Rhythmic skin is a wearable device for one-person musical performances. Aiming to solve the issue of auditive overload and relieve pressure from the performer, this device sends haptic messages to the back of the user, transmitting only key information about the computerized part of the performance. Moreover, the rhythmic driver can be added-on any existing jacket, only by adding three velcro zones to the interior of the garment.
The Rhythmic skin relies on a Teensy 3.6 micro-controller. With the native ability to transmit MIDI messages over USB, it provides instant communication with any music software. It uses this protocol to send the metronome beats, as well as receive data about up to 5 different layers of instruments.
To transmit the messages, it relies on a simple vibration motor driven by a DRV2605, which provides up to 117 different patterns. This provides enough variation to send unique and detectable messages. They are coupled with an I2C Multiplexer to manage the signals to each haptic motor driver.
The code for the driver and the accompanying performance can be found on the GitHub repository.
Sadly, the Teensy 3.6 cannot handle currents high enough to power the six vibration motors. At the same time, they can handle up to 5 volts, which means that under the 3.3V that the Teensy provide, their signal is not strong enough. To solve this problem, I added a battery pocket holder, which adds the much needed power to function properly.
Another issue lies with the placement of the vibration motors, which can be further improved. The lower back row needs to be adjusted, as the location shifts while performing and it is something to take into account. Additionally, the webbing used to place place and secure them proved to be rigid enough to transmit the vibrations form one end to the other.
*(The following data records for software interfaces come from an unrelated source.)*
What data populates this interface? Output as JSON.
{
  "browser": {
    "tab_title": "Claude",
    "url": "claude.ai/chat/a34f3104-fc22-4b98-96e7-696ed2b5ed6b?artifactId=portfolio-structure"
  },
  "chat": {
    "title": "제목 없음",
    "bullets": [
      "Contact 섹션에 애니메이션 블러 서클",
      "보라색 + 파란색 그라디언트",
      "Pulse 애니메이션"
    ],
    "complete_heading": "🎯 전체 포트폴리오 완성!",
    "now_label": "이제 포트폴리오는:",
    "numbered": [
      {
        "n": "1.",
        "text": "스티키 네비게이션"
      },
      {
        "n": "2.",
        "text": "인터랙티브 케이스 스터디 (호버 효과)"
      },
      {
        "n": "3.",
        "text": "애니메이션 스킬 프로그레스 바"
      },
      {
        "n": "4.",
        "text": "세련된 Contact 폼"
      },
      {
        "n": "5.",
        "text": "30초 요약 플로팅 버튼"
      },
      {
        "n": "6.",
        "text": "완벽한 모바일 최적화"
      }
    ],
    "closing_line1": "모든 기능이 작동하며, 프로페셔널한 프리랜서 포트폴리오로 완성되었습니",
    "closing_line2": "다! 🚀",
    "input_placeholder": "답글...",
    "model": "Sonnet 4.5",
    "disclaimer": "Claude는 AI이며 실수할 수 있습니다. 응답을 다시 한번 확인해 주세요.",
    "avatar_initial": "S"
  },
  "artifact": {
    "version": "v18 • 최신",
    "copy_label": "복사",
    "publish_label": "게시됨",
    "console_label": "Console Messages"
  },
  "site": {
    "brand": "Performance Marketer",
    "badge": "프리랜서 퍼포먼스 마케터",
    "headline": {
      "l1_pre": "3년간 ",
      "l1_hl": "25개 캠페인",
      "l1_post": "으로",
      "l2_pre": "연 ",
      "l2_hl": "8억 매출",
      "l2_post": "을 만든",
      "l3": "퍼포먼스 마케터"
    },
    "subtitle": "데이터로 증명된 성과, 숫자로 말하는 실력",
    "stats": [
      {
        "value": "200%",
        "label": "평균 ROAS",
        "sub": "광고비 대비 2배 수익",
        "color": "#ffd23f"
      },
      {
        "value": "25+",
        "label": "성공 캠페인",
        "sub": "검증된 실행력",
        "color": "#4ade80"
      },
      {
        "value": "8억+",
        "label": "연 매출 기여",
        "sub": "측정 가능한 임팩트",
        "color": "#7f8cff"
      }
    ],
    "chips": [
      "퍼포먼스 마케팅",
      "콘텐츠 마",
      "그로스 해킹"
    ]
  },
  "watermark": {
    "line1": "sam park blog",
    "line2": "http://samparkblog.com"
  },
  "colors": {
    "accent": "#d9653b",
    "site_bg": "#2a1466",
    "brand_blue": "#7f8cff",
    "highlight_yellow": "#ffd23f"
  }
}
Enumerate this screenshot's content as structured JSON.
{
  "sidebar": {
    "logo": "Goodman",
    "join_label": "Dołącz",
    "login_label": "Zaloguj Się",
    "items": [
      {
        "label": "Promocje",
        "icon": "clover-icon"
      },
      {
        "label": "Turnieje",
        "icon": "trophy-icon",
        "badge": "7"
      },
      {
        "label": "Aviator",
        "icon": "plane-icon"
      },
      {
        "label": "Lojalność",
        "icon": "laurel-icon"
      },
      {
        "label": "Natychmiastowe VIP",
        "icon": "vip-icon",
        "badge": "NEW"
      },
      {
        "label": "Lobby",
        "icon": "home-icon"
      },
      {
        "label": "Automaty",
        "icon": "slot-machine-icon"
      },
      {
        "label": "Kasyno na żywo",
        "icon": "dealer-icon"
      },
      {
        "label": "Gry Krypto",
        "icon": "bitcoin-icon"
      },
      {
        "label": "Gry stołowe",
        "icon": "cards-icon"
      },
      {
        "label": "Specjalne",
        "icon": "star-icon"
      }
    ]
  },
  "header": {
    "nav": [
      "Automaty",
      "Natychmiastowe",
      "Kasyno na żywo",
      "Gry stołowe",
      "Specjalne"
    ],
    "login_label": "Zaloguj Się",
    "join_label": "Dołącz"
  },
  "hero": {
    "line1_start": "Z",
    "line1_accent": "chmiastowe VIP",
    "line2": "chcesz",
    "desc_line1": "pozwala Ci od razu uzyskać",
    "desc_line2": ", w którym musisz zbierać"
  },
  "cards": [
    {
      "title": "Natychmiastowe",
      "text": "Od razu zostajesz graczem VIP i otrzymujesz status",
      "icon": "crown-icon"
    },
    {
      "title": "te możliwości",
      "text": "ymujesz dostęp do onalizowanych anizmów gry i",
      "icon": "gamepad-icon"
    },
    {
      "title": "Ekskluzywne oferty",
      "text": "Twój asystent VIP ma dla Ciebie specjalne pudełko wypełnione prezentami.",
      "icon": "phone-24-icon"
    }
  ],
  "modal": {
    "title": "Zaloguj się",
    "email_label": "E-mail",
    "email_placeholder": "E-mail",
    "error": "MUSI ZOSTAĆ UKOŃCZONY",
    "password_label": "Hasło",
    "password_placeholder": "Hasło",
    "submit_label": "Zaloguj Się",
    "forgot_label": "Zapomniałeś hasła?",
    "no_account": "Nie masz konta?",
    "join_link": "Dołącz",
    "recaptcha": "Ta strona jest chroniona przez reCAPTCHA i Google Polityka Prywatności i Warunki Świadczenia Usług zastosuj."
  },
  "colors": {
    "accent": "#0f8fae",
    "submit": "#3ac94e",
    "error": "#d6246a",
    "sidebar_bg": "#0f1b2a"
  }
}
While the added vibrating surface is a plus, they will need to be isolated in order not to mix up the haptic messages.